*** Dataset entries ***

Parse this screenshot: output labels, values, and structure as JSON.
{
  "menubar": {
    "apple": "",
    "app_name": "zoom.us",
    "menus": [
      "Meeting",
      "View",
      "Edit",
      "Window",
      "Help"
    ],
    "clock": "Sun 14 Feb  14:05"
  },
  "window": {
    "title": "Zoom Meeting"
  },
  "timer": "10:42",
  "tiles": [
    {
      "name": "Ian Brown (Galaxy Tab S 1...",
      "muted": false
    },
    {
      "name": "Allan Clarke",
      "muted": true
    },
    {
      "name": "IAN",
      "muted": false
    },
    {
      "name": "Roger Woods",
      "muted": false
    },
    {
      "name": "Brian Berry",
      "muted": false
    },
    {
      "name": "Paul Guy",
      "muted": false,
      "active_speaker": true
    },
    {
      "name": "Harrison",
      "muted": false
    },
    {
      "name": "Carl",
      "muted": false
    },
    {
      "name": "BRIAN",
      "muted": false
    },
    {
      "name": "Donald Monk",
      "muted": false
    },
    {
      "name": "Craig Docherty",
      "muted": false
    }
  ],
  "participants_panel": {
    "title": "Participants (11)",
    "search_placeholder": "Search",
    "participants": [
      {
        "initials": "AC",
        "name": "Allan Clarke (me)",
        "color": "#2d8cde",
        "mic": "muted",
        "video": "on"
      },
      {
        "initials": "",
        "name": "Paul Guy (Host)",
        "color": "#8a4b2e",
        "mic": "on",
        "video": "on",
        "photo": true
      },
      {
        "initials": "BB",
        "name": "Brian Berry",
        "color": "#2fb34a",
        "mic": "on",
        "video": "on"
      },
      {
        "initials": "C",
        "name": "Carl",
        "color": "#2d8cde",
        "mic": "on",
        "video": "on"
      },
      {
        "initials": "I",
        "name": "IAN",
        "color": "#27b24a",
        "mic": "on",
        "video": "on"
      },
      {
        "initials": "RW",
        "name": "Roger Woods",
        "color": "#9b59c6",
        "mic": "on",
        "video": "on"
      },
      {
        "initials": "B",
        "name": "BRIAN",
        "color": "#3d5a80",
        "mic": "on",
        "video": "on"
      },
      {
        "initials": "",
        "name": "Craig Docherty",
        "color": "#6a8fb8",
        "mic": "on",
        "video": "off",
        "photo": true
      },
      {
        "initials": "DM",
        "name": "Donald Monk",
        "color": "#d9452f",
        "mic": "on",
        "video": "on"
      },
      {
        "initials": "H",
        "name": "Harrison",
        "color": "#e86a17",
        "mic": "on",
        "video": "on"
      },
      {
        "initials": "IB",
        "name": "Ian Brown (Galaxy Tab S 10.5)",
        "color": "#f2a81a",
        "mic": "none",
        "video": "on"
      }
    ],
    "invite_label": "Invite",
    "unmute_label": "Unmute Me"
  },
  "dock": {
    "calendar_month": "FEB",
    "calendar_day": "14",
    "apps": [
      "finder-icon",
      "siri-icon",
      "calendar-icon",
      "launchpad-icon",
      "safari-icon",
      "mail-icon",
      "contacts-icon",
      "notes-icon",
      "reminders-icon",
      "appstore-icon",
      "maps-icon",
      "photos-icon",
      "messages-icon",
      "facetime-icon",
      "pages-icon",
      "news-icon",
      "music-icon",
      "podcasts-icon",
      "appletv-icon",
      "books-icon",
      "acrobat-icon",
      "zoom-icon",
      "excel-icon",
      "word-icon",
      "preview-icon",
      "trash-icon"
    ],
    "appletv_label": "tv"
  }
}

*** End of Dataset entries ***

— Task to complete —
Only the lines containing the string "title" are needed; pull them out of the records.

— Your solution —
    "title": "Zoom Meeting"
    "title": "Participants (11)",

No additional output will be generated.